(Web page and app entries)
######

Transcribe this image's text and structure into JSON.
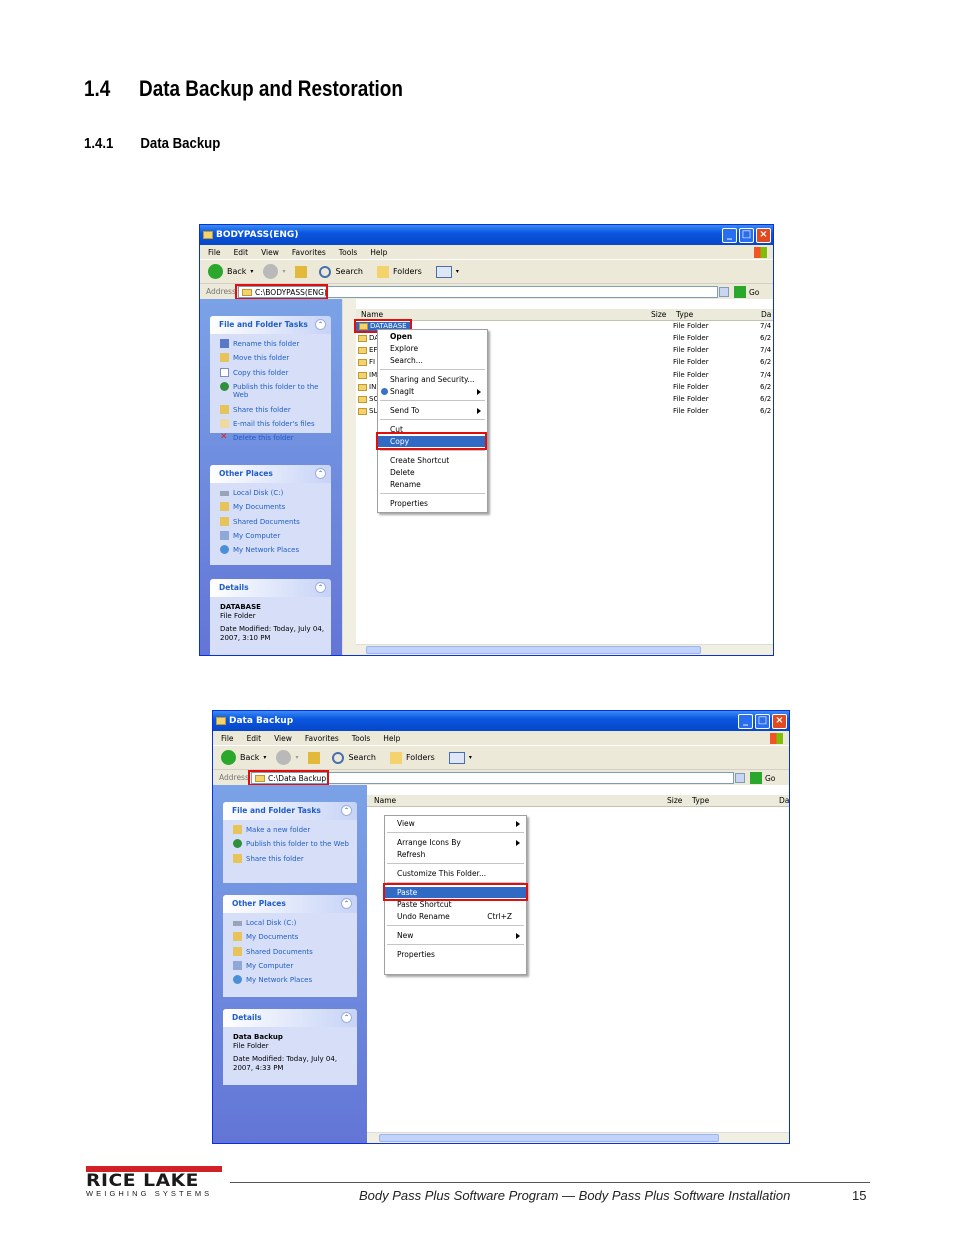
{
  "doc": {
    "section_num": "1.4",
    "section_title": "Data Backup and Restoration",
    "subsection_num": "1.4.1",
    "subsection_title": "Data Backup"
  },
  "window1": {
    "title": "BODYPASS(ENG)",
    "menu": [
      "File",
      "Edit",
      "View",
      "Favorites",
      "Tools",
      "Help"
    ],
    "toolbar": {
      "back": "Back",
      "search": "Search",
      "folders": "Folders"
    },
    "address_label": "Address",
    "address_value": "C:\\BODYPASS(ENG)",
    "go": "Go",
    "tasks_header": "File and Folder Tasks",
    "tasks": [
      "Rename this folder",
      "Move this folder",
      "Copy this folder",
      "Publish this folder to the Web",
      "Share this folder",
      "E-mail this folder's files",
      "Delete this folder"
    ],
    "places_header": "Other Places",
    "places": [
      "Local Disk (C:)",
      "My Documents",
      "Shared Documents",
      "My Computer",
      "My Network Places"
    ],
    "details_header": "Details",
    "details_name": "DATABASE",
    "details_type": "File Folder",
    "details_modified": "Date Modified: Today, July 04, 2007, 3:10 PM",
    "columns": {
      "name": "Name",
      "size": "Size",
      "type": "Type",
      "date": "Da"
    },
    "selected_item": "DATABASE",
    "file_prefixes": [
      "DA",
      "EF",
      "FI",
      "IM",
      "IN",
      "SC",
      "SL"
    ],
    "file_types": [
      "File Folder",
      "File Folder",
      "File Folder",
      "File Folder",
      "File Folder",
      "File Folder",
      "File Folder",
      "File Folder"
    ],
    "file_dates": [
      "7/4",
      "6/2",
      "7/4",
      "6/2",
      "7/4",
      "6/2",
      "6/2",
      "6/2"
    ],
    "context_menu": [
      "Open",
      "Explore",
      "Search...",
      "Sharing and Security...",
      "SnagIt",
      "Send To",
      "Cut",
      "Copy",
      "Create Shortcut",
      "Delete",
      "Rename",
      "Properties"
    ]
  },
  "window2": {
    "title": "Data Backup",
    "menu": [
      "File",
      "Edit",
      "View",
      "Favorites",
      "Tools",
      "Help"
    ],
    "toolbar": {
      "back": "Back",
      "search": "Search",
      "folders": "Folders"
    },
    "address_label": "Address",
    "address_value": "C:\\Data Backup",
    "go": "Go",
    "tasks_header": "File and Folder Tasks",
    "tasks": [
      "Make a new folder",
      "Publish this folder to the Web",
      "Share this folder"
    ],
    "places_header": "Other Places",
    "places": [
      "Local Disk (C:)",
      "My Documents",
      "Shared Documents",
      "My Computer",
      "My Network Places"
    ],
    "details_header": "Details",
    "details_name": "Data Backup",
    "details_type": "File Folder",
    "details_modified": "Date Modified: Today, July 04, 2007, 4:33 PM",
    "columns": {
      "name": "Name",
      "size": "Size",
      "type": "Type",
      "date": "Da"
    },
    "context_menu": [
      "View",
      "Arrange Icons By",
      "Refresh",
      "Customize This Folder...",
      "Paste",
      "Paste Shortcut",
      "Undo Rename",
      "New",
      "Properties"
    ],
    "undo_shortcut": "Ctrl+Z"
  },
  "footer": {
    "logo_name": "RICE LAKE",
    "logo_sub": "WEIGHING SYSTEMS",
    "text": "Body Pass Plus Software Program  — Body Pass Plus Software Installation",
    "page": "15"
  }
}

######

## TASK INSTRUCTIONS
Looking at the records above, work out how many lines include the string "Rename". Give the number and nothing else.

## TASK RESPONSE
3